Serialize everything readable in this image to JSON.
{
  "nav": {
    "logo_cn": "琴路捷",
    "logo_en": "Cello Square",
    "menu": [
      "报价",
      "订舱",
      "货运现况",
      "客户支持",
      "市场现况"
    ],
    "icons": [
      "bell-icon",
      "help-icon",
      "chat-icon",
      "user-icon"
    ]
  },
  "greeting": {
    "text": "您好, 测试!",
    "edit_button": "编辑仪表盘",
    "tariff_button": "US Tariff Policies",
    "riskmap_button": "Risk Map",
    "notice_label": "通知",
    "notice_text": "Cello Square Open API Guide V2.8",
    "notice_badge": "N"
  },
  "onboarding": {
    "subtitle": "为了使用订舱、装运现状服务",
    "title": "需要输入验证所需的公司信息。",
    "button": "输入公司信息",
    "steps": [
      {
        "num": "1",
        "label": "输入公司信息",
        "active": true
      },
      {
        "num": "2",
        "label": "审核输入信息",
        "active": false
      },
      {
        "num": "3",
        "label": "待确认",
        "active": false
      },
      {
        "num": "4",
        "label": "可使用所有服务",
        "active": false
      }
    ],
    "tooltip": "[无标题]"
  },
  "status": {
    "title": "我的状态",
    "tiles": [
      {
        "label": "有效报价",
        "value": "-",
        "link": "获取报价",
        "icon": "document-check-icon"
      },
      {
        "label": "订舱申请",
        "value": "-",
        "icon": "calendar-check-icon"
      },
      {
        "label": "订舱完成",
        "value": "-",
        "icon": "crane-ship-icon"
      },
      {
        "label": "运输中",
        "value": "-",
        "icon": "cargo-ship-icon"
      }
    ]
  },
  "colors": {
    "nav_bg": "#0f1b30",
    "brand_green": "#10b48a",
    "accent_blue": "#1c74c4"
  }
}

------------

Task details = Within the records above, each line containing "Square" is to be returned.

Problem solution =
    "logo_en": "Cello Square",
    "notice_text": "Cello Square Open API Guide V2.8",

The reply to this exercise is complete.